PROBLEM REQUIREMENTS ▸
For the records that follow, return only the count of lines containing the string "conditions".

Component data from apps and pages
"""
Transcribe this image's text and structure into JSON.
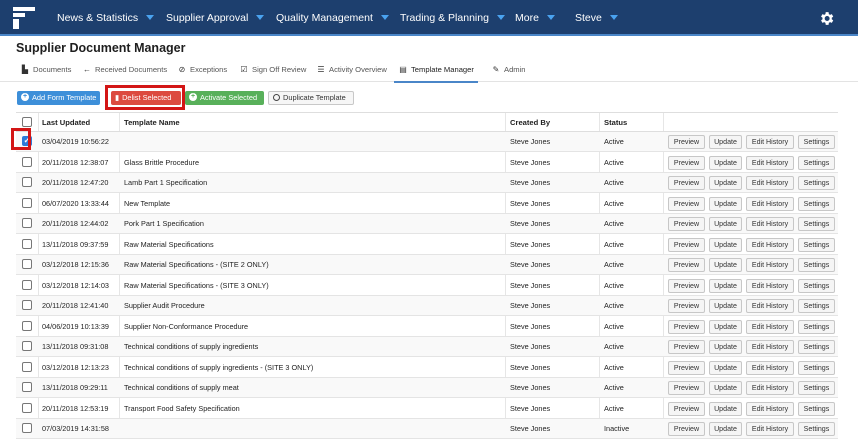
{
  "nav": {
    "items": [
      {
        "label": "News & Statistics"
      },
      {
        "label": "Supplier Approval"
      },
      {
        "label": "Quality Management"
      },
      {
        "label": "Trading & Planning"
      },
      {
        "label": "More"
      },
      {
        "label": "Steve"
      }
    ],
    "logo_icon": "logo-icon",
    "settings_icon": "gear-icon"
  },
  "page": {
    "title": "Supplier Document Manager"
  },
  "subnav": {
    "tabs": [
      {
        "label": "Documents",
        "icon": "document-icon"
      },
      {
        "label": "Received Documents",
        "icon": "arrow-left-icon"
      },
      {
        "label": "Exceptions",
        "icon": "check-circle-icon"
      },
      {
        "label": "Sign Off Review",
        "icon": "check-square-icon"
      },
      {
        "label": "Activity Overview",
        "icon": "list-icon"
      },
      {
        "label": "Template Manager",
        "icon": "template-icon"
      },
      {
        "label": "Admin",
        "icon": "wrench-icon"
      }
    ],
    "active": "Template Manager"
  },
  "toolbar": {
    "add_label": "Add Form Template",
    "delist_label": "Delist Selected",
    "activate_label": "Activate Selected",
    "duplicate_label": "Duplicate Template"
  },
  "table": {
    "headers": {
      "last_updated": "Last Updated",
      "template_name": "Template Name",
      "created_by": "Created By",
      "status": "Status"
    },
    "actions": {
      "preview": "Preview",
      "update": "Update",
      "edit_history": "Edit History",
      "settings": "Settings"
    },
    "rows": [
      {
        "checked": true,
        "last_updated": "03/04/2019 10:56:22",
        "template_name": "",
        "created_by": "Steve Jones",
        "status": "Active"
      },
      {
        "checked": false,
        "last_updated": "20/11/2018 12:38:07",
        "template_name": "Glass Brittle Procedure",
        "created_by": "Steve Jones",
        "status": "Active"
      },
      {
        "checked": false,
        "last_updated": "20/11/2018 12:47:20",
        "template_name": "Lamb Part 1 Specification",
        "created_by": "Steve Jones",
        "status": "Active"
      },
      {
        "checked": false,
        "last_updated": "06/07/2020 13:33:44",
        "template_name": "New Template",
        "created_by": "Steve Jones",
        "status": "Active"
      },
      {
        "checked": false,
        "last_updated": "20/11/2018 12:44:02",
        "template_name": "Pork Part 1 Specification",
        "created_by": "Steve Jones",
        "status": "Active"
      },
      {
        "checked": false,
        "last_updated": "13/11/2018 09:37:59",
        "template_name": "Raw Material Specifications",
        "created_by": "Steve Jones",
        "status": "Active"
      },
      {
        "checked": false,
        "last_updated": "03/12/2018 12:15:36",
        "template_name": "Raw Material Specifications - (SITE 2 ONLY)",
        "created_by": "Steve Jones",
        "status": "Active"
      },
      {
        "checked": false,
        "last_updated": "03/12/2018 12:14:03",
        "template_name": "Raw Material Specifications - (SITE 3 ONLY)",
        "created_by": "Steve Jones",
        "status": "Active"
      },
      {
        "checked": false,
        "last_updated": "20/11/2018 12:41:40",
        "template_name": "Supplier Audit Procedure",
        "created_by": "Steve Jones",
        "status": "Active"
      },
      {
        "checked": false,
        "last_updated": "04/06/2019 10:13:39",
        "template_name": "Supplier Non-Conformance Procedure",
        "created_by": "Steve Jones",
        "status": "Active"
      },
      {
        "checked": false,
        "last_updated": "13/11/2018 09:31:08",
        "template_name": "Technical conditions of supply ingredients",
        "created_by": "Steve Jones",
        "status": "Active"
      },
      {
        "checked": false,
        "last_updated": "03/12/2018 12:13:23",
        "template_name": "Technical conditions of supply ingredients - (SITE 3 ONLY)",
        "created_by": "Steve Jones",
        "status": "Active"
      },
      {
        "checked": false,
        "last_updated": "13/11/2018 09:29:11",
        "template_name": "Technical conditions of supply meat",
        "created_by": "Steve Jones",
        "status": "Active"
      },
      {
        "checked": false,
        "last_updated": "20/11/2018 12:53:19",
        "template_name": "Transport Food Safety Specification",
        "created_by": "Steve Jones",
        "status": "Active"
      },
      {
        "checked": false,
        "last_updated": "07/03/2019 14:31:58",
        "template_name": "",
        "created_by": "Steve Jones",
        "status": "Inactive"
      }
    ]
  },
  "colors": {
    "nav_bg": "#1d3f6e",
    "accent": "#4a86c8",
    "highlight": "#d31616",
    "danger": "#dc4a3f",
    "success": "#58b05a",
    "primary": "#3d8fd9"
  }
}
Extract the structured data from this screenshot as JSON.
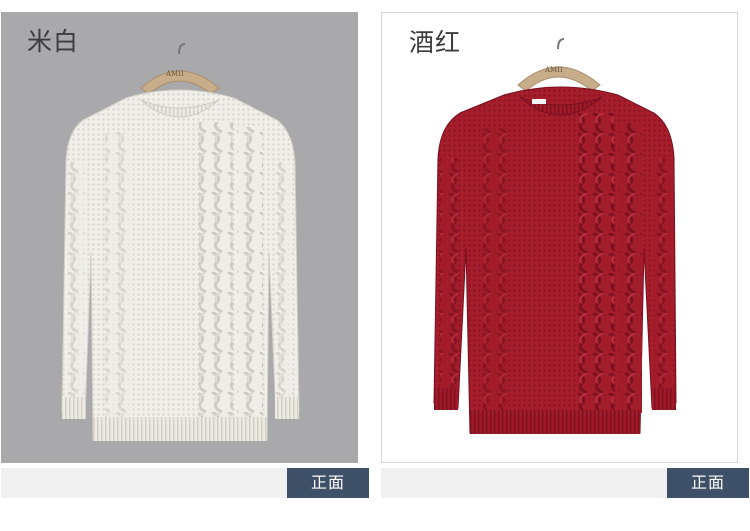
{
  "products": [
    {
      "color_label": "米白",
      "hanger_brand": "AMII",
      "sweater_color": "#f1efea",
      "background": "#a9a9ab"
    },
    {
      "color_label": "酒红",
      "hanger_brand": "AMII",
      "sweater_color": "#a61d2b",
      "background": "#ffffff"
    }
  ],
  "view_buttons": [
    {
      "label": "正面"
    },
    {
      "label": "正面"
    }
  ],
  "colors": {
    "button_bg": "#3e5068",
    "bar_bg": "#f0f0f0"
  }
}
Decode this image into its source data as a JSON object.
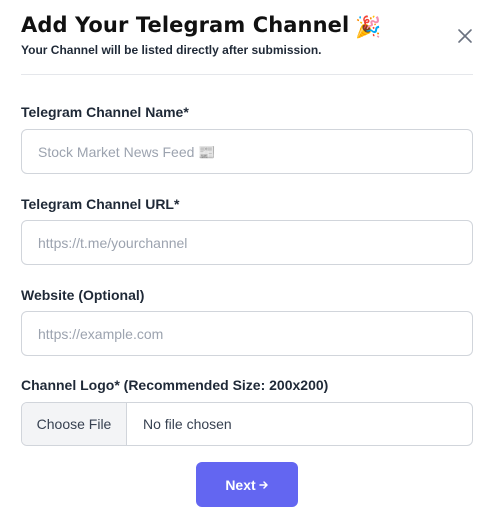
{
  "header": {
    "title": "Add Your Telegram Channel",
    "title_emoji": "🎉",
    "subtitle": "Your Channel will be listed directly after submission.",
    "close_icon": "close-icon"
  },
  "form": {
    "channel_name": {
      "label": "Telegram Channel Name*",
      "placeholder": "Stock Market News Feed 📰",
      "value": ""
    },
    "channel_url": {
      "label": "Telegram Channel URL*",
      "placeholder": "https://t.me/yourchannel",
      "value": ""
    },
    "website": {
      "label": "Website (Optional)",
      "placeholder": "https://example.com",
      "value": ""
    },
    "logo": {
      "label": "Channel Logo* (Recommended Size: 200x200)",
      "choose_label": "Choose File",
      "status": "No file chosen"
    }
  },
  "actions": {
    "next_label": "Next",
    "next_icon": "arrow-right-icon"
  },
  "colors": {
    "accent": "#6366f1",
    "border": "#d1d5db",
    "placeholder": "#9ca3af"
  }
}
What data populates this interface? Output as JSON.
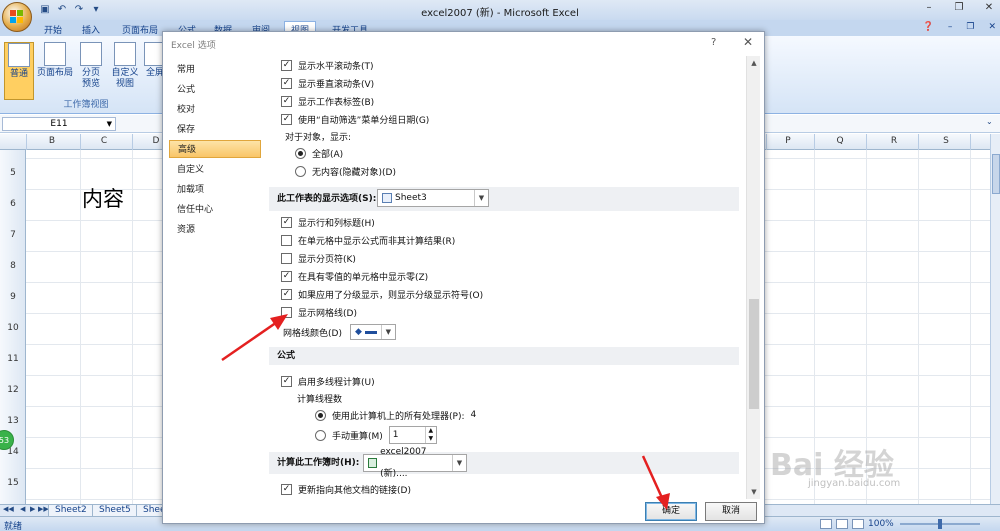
{
  "app": {
    "title": "excel2007 (新) - Microsoft Excel",
    "qat": [
      "save-icon",
      "undo-icon",
      "redo-icon",
      "customize-icon"
    ],
    "ribbon_tabs": [
      "开始",
      "插入",
      "页面布局",
      "公式",
      "数据",
      "审阅",
      "视图",
      "开发工具"
    ],
    "active_tab": "视图",
    "ribbon_group": {
      "label": "工作簿视图",
      "buttons": [
        "普通",
        "页面布局",
        "分页\n预览",
        "自定义\n视图",
        "全屏"
      ]
    },
    "name_box": "E11",
    "columns": [
      "B",
      "C",
      "D",
      "P",
      "Q",
      "R",
      "S"
    ],
    "rows": [
      "5",
      "6",
      "7",
      "8",
      "9",
      "10",
      "11",
      "12",
      "13",
      "14",
      "15"
    ],
    "cell_text": "内容",
    "sheet_tabs": [
      "Sheet2",
      "Sheet5",
      "Sheet"
    ],
    "status": "就绪",
    "zoom": "100%",
    "badge": "53",
    "watermark": "Bai 经验",
    "watermark_sub": "jingyan.baidu.com",
    "colors": {
      "ribbon": "#c4d7ef",
      "active_nav": "#f9c568"
    }
  },
  "dialog": {
    "title": "Excel 选项",
    "help": "?",
    "close": "✕",
    "nav": [
      "常用",
      "公式",
      "校对",
      "保存",
      "高级",
      "自定义",
      "加载项",
      "信任中心",
      "资源"
    ],
    "active_nav": "高级",
    "options_top": [
      {
        "label": "显示水平滚动条(T)",
        "checked": true
      },
      {
        "label": "显示垂直滚动条(V)",
        "checked": true
      },
      {
        "label": "显示工作表标签(B)",
        "checked": true
      },
      {
        "label": "使用“自动筛选”菜单分组日期(G)",
        "checked": true
      }
    ],
    "objects_label": "对于对象，显示:",
    "objects_options": [
      {
        "label": "全部(A)",
        "selected": true
      },
      {
        "label": "无内容(隐藏对象)(D)",
        "selected": false
      }
    ],
    "sheet_section": {
      "title": "此工作表的显示选项(S):",
      "combo_value": "Sheet3",
      "options": [
        {
          "label": "显示行和列标题(H)",
          "checked": true
        },
        {
          "label": "在单元格中显示公式而非其计算结果(R)",
          "checked": false
        },
        {
          "label": "显示分页符(K)",
          "checked": false
        },
        {
          "label": "在具有零值的单元格中显示零(Z)",
          "checked": true
        },
        {
          "label": "如果应用了分级显示，则显示分级显示符号(O)",
          "checked": true
        },
        {
          "label": "显示网格线(D)",
          "checked": false
        }
      ],
      "gridline_color_label": "网格线颜色(D)"
    },
    "formula_section": {
      "title": "公式",
      "multithread": {
        "label": "启用多线程计算(U)",
        "checked": true
      },
      "threads_label": "计算线程数",
      "use_all": {
        "label": "使用此计算机上的所有处理器(P):",
        "value": "4",
        "selected": true
      },
      "manual": {
        "label": "手动重算(M)",
        "value": "1",
        "selected": false
      }
    },
    "calc_section": {
      "title": "计算此工作簿时(H):",
      "combo_value": "excel2007 (新)....",
      "update_links": {
        "label": "更新指向其他文档的链接(D)",
        "checked": true
      }
    },
    "ok": "确定",
    "cancel": "取消"
  }
}
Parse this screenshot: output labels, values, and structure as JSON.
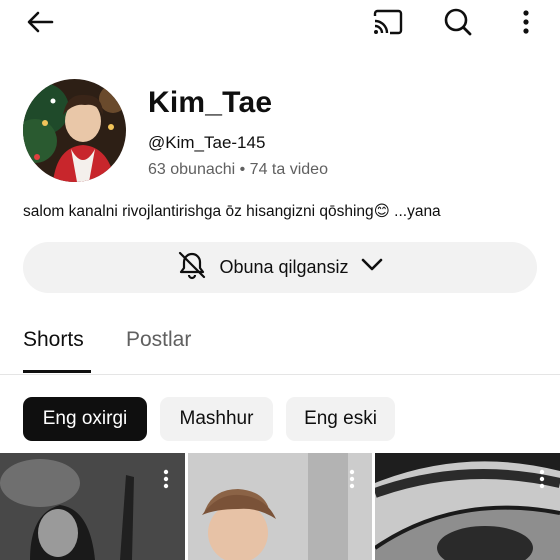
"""
RESPONSE BOX ▸
3